Healing In the Rubble

0
278
Artist Claudia Taylor with one of her sculptures, from the series “Hearts of Trees Lost.”

Claudia Taylor has walked on the beaches of Malibu since she was six years old. Over the years, she traveled and moved to New York to study, but found her way back to Malibu to raise a family. Now at the age of 60, the self-taught artist has been creating sculptures and artwork with not just paint and clay, but pieces of burl that were left behind in the Woolsey Fire.

“I never dedicated myself to truly making art until I was a little bit more inspired after the Woolsey Fire,” Taylor said. “I can only say that the Woolsey Fire was a bit of an inflection point for me, personally. It really shook me to the core and it changed my values and what I was doing with my time.” 

Alongside being an artist, Taylor is also a chef, event coordinator and caterer. The Malibu artist has been creating a series of sculptures with pieces of manzanita tree burls she has found following the Woolsey Fire, called “Hearts of Trees Lost.”

Some of her pieces were displayed at the Tracy Park Gallery as well as Malibu City Hall. Taylor was also asked to create a site-specific series for the Ace Hotel in Palm Springs in February 2020, but when the COVID-19 outbreak took place, the hotel was shut down and the exhibit closed halfway through its run.

A year later, Taylor is excited to bring back her art and put them on display for Earth Day 2021 (April 22.) 

“I am bringing all the 10 sculptures back to Malibu in time for Earth Day,” Taylor said. “They will be placed in nature up Puerco Canyon Park, managed by the MRCA [Mountains Recreation and Conservation Authority].”

Taylor described her experience following the fire. 

“We tried to make sense of it all. My husband and I were in a daze, walking our dogs on the beaches transformed to apocalyptic seascapes, the ocean [was] so thick with ash and debris that the waves moved like a molten lava stew,” Taylor described in an email to The Malibu Times. “The Santa Monica Mountains [were] unrecognizable—just a wash of blackness—and just sadness. So many homes lost, so many lives uprooted.”

After rain arrived, mudflows and the tides brought in charred remains including the roots of the manzanita trees that had burned to the ground.
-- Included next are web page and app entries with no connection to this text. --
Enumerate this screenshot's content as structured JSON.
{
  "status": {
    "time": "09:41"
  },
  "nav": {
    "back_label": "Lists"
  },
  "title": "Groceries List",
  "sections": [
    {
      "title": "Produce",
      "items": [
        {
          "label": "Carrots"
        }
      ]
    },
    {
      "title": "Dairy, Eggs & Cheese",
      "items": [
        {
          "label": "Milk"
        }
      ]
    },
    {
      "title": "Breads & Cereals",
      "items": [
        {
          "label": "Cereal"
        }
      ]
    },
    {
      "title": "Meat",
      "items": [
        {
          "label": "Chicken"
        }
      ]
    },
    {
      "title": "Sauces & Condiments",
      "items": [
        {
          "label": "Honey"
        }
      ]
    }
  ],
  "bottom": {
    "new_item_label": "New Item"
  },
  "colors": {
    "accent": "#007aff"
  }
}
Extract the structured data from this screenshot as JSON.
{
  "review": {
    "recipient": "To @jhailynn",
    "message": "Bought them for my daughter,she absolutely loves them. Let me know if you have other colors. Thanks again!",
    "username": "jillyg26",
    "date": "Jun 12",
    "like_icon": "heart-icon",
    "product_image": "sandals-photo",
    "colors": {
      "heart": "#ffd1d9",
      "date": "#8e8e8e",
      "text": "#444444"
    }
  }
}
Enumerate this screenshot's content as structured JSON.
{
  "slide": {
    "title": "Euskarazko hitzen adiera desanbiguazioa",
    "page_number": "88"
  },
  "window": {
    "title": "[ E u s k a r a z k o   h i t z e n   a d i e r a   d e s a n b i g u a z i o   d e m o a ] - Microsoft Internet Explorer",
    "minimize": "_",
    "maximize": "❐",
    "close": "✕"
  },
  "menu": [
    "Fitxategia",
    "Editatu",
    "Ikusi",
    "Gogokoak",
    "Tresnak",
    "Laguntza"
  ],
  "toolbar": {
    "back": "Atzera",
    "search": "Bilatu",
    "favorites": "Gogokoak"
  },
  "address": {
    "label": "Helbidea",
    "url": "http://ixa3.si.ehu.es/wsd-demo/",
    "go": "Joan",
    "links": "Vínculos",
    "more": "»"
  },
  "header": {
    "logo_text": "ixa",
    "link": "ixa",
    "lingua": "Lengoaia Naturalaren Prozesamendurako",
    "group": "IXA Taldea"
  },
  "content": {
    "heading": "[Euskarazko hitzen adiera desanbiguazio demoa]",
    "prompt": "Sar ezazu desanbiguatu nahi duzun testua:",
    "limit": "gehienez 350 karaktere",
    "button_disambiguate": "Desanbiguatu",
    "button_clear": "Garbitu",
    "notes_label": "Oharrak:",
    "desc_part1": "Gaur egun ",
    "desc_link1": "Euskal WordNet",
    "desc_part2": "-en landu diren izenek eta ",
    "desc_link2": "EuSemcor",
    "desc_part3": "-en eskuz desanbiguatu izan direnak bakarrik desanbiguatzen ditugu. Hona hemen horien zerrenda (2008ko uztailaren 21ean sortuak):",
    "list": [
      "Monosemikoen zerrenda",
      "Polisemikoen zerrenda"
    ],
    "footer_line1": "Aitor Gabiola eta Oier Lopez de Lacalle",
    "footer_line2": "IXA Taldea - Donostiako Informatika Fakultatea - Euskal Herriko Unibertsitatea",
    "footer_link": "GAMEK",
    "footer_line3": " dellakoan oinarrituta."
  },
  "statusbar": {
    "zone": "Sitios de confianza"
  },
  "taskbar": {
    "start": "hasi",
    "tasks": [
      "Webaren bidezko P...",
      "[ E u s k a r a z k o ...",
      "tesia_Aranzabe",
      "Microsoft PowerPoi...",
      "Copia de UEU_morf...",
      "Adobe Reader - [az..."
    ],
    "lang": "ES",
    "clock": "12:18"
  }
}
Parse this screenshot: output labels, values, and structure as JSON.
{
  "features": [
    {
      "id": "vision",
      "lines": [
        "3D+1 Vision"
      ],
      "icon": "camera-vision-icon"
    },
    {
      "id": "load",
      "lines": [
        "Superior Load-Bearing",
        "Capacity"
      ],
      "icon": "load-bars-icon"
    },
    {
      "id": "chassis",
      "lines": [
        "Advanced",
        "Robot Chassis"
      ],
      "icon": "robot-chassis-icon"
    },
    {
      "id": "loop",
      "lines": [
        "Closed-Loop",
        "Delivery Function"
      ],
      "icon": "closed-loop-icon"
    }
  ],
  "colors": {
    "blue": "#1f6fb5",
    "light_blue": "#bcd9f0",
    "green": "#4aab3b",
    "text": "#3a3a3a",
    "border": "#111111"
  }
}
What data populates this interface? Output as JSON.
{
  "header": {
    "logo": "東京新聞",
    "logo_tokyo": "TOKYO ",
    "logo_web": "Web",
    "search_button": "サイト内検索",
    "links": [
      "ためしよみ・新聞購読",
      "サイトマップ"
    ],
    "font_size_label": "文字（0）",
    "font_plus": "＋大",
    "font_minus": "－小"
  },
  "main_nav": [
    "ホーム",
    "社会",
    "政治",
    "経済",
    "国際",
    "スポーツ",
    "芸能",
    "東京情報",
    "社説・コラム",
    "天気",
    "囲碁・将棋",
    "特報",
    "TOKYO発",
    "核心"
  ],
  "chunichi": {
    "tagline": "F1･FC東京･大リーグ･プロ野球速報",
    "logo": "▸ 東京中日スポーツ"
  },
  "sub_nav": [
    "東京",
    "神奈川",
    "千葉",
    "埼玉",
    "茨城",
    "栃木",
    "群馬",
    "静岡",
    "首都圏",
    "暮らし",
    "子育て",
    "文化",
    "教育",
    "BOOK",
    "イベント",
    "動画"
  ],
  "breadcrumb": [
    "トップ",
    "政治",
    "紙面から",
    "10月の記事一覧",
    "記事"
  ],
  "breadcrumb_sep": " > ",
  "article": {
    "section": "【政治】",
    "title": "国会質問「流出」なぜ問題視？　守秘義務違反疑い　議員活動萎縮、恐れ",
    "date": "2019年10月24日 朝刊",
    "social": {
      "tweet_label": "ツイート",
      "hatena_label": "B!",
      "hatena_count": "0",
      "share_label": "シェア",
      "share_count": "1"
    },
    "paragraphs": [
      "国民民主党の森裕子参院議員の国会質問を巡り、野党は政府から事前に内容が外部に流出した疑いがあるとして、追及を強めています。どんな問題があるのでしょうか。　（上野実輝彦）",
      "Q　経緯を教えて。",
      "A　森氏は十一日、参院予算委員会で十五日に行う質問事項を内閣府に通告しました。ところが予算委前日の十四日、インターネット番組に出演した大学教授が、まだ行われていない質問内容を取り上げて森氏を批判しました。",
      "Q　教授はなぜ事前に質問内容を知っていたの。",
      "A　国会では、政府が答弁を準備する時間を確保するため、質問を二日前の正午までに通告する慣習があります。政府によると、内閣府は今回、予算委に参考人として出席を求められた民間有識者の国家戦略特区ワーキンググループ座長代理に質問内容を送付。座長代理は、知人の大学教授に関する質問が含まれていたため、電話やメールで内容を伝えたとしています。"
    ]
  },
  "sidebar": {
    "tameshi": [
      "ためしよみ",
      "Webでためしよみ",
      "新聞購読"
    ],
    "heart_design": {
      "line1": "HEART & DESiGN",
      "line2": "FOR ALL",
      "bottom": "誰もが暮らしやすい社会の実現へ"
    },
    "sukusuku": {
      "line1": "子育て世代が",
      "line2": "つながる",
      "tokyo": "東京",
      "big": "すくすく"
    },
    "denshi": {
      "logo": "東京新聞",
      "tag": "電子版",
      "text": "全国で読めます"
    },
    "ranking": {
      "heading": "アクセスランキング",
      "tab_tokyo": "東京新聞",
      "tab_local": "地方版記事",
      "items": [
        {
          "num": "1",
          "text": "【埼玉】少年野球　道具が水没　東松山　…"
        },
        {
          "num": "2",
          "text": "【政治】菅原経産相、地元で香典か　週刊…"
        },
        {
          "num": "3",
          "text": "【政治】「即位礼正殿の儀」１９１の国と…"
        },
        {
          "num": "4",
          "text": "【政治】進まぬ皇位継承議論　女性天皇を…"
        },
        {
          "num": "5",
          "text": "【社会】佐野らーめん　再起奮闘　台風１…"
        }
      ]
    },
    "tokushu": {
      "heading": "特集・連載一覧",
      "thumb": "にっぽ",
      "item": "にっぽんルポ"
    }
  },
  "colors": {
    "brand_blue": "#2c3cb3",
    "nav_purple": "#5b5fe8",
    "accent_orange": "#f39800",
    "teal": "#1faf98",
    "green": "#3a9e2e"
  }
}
“I began to collect the burls, not sure what I would do with them, but vaguely certain they would become some sort of art-project, and standing tall, they became beautiful, bold beacons to the resilience that we found as individuals and as a community,” Taylor described.

Her husband, Rob, handled the drilling of the burls, as they are very dense, difficult and tricky. She assembled the burls on welded steel bases and found a ratio that made the most sense.

“It’s been part of my spiritual growth and part of my healing. I look at my artwork as a healing process,” Taylor said, adding, “After the fires, it’s my way of marking my place in the history of the event and part of my own personal healing.”

Now coming at almost three years since the fire, the burls are harder to come by. 

“My usual haunts have been exhausted and we must walk to farther beaches to find them,” Taylor said. “Woolsey is rebounding strong with the hills again bursting with beauty and wildlife returning. Charred oaks are resilient and refuse to give up. It’s really about finding strength and resilience after the devastation that we all went through.”

Taylor added that she was looking forward to the sculptures returning to the mountains.

“I think that it’s really fitting that we bring these sculptures back and let them talk about nature’s resilience, nature’s ability to burn and return, because that’s really what we’ve all witnessed after the devastation that swept through Malibu,” Taylor said. “We’ve watched our community rebound and we’ve watched nature rebound, sort of a celebration.”

Claudia Taylor’s installation, “Hearts of Trees Lost,” will be on display at Cameron Nature Preserve at Puerco Canyon for Earth Day 2021. For more information, visit: claudiajotaylor.com.

Editor’s note: This story was updated to correct the spelling of Claudia Taylor’s website.